The Framers’ skeptical view of human nature was a casualty of the democratic revolution that unfolded during the first half-century of American independence. The democratic ethos that dominated the American mentality by the 1830s took for granted the unassailable moral authority of the majority. The conviction that majority rule invariably promotes moral outcomes is nonsensical unless it rests on a positive view of human nature, an unstated assumption that men and women are, at bottom, basically good.
I fear that “America is great because she is good” reinforces this view, a view that flies in the face of orthodox Christian teaching and undermines the very foundation of the gospel and the glory of the Cross. As Christians, we are free to give our qualified support to democracy, but we must do so for the right reasons. In his little-remembered essay “Membership,” C. S. Lewis reminds us that the best argument for democracy is not human goodness, but human fallenness. “There are two opposite reasons” for endorsing democracy, Lewis wrote:
You may think all men so good that they deserve a share in the government of the commonwealth, and so wise that the commonwealth needs their advice. That is, in my opinion, the false, romantic doctrine of democracy. On the other hand, you may believe fallen men to be so wicked that not one of them can be trusted with any irresponsible power over his fellows. That I believe to be the true ground of democracy.
“America is great because she is good” perpetuates a false doctrine of democracy.

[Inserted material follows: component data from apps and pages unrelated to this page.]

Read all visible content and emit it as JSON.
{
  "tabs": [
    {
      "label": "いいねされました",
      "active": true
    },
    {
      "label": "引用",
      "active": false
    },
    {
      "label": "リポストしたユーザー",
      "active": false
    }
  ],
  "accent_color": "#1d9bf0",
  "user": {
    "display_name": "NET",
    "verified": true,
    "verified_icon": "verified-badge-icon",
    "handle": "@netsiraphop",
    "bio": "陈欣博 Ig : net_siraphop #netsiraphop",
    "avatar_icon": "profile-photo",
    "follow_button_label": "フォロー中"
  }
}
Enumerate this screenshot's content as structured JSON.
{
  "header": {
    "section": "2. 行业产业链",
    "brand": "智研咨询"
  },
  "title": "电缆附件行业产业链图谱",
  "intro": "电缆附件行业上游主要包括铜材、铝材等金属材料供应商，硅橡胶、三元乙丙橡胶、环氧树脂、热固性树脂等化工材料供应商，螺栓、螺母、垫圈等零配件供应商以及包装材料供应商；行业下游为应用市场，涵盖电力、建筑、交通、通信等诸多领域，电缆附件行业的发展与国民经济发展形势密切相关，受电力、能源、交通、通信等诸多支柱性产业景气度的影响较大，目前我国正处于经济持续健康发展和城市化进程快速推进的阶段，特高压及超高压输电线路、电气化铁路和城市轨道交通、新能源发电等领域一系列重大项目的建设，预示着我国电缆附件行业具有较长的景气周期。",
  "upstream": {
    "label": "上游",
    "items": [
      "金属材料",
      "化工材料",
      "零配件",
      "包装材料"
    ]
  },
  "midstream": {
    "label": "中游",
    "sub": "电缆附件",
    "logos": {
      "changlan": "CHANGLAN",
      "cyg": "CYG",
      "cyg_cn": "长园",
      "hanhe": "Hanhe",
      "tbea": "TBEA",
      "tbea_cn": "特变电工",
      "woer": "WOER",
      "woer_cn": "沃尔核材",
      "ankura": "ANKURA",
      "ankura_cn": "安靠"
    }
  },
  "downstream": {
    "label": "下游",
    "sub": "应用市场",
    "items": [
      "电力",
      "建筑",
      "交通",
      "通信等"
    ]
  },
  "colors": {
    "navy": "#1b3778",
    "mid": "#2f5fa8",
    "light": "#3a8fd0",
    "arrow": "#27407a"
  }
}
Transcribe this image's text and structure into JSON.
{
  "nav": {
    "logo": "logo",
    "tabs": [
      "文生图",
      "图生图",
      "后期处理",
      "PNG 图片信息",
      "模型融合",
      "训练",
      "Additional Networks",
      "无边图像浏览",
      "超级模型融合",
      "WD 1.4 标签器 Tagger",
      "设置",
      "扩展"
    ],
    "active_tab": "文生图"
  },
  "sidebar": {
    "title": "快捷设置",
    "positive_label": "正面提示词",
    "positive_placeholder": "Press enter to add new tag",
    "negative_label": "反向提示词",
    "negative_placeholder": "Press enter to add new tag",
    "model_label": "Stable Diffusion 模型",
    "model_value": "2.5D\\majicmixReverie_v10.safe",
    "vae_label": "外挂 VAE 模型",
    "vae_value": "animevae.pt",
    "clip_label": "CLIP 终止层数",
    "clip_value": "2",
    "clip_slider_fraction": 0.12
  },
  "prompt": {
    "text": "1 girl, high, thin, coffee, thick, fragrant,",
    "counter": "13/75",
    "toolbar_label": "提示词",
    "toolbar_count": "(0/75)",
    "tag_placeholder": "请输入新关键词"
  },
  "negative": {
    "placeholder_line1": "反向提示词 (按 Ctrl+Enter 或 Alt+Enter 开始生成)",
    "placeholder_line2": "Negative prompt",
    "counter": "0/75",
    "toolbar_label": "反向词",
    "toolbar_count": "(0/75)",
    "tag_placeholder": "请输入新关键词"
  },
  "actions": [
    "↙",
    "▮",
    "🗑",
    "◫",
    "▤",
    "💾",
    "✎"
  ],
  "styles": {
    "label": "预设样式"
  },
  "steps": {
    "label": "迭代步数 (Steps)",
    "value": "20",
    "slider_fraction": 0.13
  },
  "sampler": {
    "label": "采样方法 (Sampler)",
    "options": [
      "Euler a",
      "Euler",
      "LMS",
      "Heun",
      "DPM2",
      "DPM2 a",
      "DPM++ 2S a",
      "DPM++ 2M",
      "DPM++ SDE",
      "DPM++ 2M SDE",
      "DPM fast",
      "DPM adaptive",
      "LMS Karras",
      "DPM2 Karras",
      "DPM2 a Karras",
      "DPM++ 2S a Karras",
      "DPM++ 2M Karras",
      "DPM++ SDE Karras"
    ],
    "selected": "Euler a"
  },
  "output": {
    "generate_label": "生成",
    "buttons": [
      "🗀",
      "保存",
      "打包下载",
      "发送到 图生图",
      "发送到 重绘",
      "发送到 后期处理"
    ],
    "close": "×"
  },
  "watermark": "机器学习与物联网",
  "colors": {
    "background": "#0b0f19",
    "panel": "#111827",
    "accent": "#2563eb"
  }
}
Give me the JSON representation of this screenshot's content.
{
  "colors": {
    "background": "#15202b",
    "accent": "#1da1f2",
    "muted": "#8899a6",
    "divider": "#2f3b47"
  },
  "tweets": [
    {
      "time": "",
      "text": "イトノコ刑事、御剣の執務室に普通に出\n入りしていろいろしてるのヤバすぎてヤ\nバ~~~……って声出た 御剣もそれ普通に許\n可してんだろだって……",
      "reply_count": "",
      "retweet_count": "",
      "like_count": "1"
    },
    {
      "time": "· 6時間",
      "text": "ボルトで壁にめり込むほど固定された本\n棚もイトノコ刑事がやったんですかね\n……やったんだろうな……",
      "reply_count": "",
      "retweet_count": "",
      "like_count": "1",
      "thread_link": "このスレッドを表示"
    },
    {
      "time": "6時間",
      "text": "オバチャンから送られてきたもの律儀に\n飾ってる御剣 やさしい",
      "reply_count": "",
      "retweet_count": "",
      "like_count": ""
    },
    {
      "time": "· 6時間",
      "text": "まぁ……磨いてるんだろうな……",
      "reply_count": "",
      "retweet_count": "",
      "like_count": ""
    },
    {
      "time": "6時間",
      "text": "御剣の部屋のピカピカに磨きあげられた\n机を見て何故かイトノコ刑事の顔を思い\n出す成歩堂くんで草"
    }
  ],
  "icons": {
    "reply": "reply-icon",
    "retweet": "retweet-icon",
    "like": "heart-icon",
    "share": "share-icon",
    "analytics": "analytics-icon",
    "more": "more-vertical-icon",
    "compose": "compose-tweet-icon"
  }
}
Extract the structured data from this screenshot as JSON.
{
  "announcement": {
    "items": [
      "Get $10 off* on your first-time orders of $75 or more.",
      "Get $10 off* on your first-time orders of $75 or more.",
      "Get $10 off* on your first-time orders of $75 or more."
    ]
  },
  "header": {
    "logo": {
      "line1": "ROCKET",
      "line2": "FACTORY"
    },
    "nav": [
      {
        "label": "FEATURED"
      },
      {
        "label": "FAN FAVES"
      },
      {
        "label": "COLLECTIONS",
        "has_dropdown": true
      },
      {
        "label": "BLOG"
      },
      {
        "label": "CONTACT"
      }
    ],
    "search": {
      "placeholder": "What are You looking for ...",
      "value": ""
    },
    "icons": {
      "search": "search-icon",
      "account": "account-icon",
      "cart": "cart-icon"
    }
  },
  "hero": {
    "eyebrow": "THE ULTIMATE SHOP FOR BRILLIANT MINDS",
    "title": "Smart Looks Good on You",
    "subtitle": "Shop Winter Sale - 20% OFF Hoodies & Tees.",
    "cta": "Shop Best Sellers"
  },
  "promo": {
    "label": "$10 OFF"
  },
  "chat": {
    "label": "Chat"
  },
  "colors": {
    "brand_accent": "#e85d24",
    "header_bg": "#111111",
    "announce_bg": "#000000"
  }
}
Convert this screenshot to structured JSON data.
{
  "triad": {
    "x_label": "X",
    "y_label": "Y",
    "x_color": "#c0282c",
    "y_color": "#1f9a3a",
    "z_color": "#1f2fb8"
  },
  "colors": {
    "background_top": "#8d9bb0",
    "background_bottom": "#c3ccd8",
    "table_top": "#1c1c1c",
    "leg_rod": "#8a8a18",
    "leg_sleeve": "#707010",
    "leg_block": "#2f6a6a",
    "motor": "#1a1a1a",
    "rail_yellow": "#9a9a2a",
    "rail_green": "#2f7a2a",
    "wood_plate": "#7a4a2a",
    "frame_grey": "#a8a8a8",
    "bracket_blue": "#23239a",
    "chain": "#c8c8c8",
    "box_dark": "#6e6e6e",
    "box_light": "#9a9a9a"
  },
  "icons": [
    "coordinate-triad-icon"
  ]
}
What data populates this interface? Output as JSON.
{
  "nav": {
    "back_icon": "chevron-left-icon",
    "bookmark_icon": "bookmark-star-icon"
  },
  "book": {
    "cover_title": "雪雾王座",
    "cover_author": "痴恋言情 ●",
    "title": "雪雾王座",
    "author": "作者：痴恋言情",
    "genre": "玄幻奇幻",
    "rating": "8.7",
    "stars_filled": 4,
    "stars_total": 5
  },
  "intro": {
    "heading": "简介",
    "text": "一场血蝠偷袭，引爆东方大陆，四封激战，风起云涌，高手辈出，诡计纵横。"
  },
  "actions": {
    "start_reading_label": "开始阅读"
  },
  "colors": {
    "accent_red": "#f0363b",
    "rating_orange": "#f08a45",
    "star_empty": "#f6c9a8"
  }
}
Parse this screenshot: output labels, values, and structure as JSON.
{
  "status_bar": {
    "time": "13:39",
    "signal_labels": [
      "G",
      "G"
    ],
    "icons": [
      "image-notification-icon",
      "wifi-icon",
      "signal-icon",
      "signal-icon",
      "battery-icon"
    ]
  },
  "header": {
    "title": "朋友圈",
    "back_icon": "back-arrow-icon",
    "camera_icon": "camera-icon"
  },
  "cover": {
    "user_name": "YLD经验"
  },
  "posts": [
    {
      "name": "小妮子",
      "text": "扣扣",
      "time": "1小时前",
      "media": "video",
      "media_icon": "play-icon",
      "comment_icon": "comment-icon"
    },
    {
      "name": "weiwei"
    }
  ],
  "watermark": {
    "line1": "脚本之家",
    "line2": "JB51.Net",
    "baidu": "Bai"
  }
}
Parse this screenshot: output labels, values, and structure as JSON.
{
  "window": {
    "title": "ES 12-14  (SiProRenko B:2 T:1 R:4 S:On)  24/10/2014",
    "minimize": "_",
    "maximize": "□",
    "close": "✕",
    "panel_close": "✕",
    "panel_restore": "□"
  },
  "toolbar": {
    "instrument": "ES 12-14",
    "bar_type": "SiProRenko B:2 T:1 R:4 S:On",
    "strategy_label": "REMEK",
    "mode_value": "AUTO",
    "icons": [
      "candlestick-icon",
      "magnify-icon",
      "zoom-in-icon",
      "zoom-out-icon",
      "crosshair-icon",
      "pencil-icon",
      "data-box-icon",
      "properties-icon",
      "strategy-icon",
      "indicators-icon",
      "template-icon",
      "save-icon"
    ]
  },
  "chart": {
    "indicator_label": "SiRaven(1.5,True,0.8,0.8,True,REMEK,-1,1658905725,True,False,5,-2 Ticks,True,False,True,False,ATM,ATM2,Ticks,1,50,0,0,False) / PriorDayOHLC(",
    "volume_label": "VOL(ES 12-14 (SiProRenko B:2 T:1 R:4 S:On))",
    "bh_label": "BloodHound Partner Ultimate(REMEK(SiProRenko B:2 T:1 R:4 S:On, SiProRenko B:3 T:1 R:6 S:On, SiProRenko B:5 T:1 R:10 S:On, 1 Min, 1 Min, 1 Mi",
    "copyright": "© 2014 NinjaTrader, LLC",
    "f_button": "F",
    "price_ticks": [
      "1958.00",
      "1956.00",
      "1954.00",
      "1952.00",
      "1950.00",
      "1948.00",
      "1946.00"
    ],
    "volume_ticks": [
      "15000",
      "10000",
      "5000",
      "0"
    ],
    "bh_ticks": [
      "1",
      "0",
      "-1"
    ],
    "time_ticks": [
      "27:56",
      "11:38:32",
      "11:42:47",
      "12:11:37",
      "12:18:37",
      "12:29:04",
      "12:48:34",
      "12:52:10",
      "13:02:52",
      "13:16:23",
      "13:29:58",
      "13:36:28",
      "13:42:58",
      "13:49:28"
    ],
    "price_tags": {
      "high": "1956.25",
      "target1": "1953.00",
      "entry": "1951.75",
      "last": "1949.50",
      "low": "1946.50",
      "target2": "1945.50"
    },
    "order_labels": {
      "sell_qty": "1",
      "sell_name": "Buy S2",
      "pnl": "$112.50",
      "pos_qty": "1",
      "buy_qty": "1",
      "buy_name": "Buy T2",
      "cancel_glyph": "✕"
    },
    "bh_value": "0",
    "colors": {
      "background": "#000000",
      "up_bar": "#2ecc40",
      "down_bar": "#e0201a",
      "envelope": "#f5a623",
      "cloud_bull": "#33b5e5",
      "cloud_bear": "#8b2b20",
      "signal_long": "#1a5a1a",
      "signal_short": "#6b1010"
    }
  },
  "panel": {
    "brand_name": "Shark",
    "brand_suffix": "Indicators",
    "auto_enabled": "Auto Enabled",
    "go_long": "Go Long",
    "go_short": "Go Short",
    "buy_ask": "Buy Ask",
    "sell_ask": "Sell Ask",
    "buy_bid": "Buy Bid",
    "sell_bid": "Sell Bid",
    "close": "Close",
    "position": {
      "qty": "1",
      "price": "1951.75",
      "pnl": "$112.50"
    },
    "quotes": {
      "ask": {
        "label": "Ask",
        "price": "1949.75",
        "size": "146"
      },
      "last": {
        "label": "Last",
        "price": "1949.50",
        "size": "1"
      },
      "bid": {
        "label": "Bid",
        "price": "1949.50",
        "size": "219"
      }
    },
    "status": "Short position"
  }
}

(5) It follows that “America is great because she is good” promotes self-congratulation rather than gratitude. As more than one commentator on this blog has observed, a close reading of Tocqueville’s analysis points more to divine grace than human virtue. In explaining the flourishing of American liberty in the 1830s, Tocqueville credited “a thousand circumstances independent of man’s will,” laws and legal practices inherited from earlier generations, and a range of moral and intellectual habits, including a hefty dose of self-interest. In place of such complexity, the quote that we so love substitutes a simplistic formula with little room for God’s unmerited favor. A works-based righteousness is lurking here. For the Christian, “Lord, I thank you that I am not as other men are” is as unbecoming in politics as in any other arena of discipleship.